|Blanchard, Peter. Under the flags of freedom: slave soldiers and the wars of independence in Spanish South America. Pittsburgh, 2008. 242p bibl index afp; ISBN 9780822943471, $60.00; ISBN 9780822959922 pbk, $26.95. Reviewed in 2009may CHOICE.

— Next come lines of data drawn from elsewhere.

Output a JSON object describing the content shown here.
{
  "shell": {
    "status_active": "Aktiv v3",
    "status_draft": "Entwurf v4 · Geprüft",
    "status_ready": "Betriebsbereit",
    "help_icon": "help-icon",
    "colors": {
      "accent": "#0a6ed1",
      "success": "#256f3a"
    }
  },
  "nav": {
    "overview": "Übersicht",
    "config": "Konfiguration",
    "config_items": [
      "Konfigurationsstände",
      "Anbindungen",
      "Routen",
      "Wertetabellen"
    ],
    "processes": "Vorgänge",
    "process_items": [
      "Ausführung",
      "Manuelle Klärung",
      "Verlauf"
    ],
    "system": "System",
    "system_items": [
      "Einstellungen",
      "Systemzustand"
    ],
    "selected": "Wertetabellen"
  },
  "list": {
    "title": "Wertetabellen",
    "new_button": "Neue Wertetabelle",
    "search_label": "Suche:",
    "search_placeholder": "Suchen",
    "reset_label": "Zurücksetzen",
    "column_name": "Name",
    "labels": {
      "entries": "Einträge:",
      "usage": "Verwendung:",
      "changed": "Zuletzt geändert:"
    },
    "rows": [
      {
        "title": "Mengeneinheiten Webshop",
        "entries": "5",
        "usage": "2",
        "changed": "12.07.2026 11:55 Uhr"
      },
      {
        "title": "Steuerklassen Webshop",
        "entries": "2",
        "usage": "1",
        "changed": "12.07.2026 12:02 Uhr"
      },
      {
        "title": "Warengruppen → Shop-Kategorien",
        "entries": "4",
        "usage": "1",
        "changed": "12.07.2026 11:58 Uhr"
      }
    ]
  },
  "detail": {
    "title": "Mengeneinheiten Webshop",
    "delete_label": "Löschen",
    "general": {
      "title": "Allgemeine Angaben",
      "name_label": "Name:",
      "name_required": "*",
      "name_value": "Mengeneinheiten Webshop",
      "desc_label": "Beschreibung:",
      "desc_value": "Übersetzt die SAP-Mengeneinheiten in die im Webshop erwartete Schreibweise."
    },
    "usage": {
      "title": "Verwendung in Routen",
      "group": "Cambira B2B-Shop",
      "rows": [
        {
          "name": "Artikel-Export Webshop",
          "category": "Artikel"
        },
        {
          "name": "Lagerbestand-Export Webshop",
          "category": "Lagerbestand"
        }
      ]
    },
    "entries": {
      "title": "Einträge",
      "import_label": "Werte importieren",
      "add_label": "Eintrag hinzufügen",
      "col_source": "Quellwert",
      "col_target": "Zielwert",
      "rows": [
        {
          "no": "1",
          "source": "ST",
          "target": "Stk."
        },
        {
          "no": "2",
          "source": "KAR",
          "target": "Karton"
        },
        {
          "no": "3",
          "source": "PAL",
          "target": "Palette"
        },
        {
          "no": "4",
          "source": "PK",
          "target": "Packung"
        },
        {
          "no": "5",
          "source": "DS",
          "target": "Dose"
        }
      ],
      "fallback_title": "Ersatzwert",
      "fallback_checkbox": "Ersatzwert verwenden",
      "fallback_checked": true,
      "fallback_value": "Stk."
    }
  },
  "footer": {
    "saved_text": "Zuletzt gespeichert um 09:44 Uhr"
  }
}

Slaves faced fundamental ironies and contradictions during the wars for independence in Latin America. They often had little reason to support either the Spanish Crown, which was ultimately behind their enslavement, or the Creole elites who were their masters. While patriots cast the war as one for liberty, they were more concerned with their property rights than freedom for their slaves. Slaves, on the other hand, often pledged support to the royalist cause in return for promises of freedom. Military service provided slaves with an avenue for social advancement and personal freedom. In response, Creoles began to support freedom for slaves as a pragmatic step in order to gain their support in the independence struggles. Creoles also came to see military service as a way to unload "defective merchandise." They increasingly requested compensation in return for freeing their slaves as the material destruction of the long war lowered the need for slave labor on their plantations. Economic self-interest rather than ideology drove these changes in policy. The war did not mean an end to slavery, but it did fundamentally change the face of slavery in Latin America. Summing Up: Recommended. All levels/libraries. -- M. Becker, Truman State University